*** THE DATA ***

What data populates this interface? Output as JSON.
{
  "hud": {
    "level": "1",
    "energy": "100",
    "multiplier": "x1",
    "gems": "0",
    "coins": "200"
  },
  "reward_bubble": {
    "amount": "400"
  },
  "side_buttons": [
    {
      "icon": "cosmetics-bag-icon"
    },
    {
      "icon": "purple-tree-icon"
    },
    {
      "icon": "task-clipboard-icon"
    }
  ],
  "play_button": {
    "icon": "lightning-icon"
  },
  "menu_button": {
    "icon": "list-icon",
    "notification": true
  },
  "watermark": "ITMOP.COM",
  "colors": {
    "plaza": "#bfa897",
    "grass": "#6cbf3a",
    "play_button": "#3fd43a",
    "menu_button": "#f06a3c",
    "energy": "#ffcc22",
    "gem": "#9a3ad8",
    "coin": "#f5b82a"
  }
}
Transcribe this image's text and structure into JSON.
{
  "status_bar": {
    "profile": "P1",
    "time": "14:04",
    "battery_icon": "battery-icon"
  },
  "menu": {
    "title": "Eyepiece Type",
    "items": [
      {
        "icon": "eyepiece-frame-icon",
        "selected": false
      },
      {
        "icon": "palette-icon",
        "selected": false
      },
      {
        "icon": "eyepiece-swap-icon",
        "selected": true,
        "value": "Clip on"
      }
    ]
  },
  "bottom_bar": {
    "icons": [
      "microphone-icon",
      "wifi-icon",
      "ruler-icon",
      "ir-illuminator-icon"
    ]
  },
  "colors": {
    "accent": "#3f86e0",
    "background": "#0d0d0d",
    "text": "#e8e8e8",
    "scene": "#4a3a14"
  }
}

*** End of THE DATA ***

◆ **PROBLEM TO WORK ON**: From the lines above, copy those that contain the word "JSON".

◆ **ANSWER SECTION**:
What data populates this interface? Output as JSON.
Transcribe this image's text and structure into JSON.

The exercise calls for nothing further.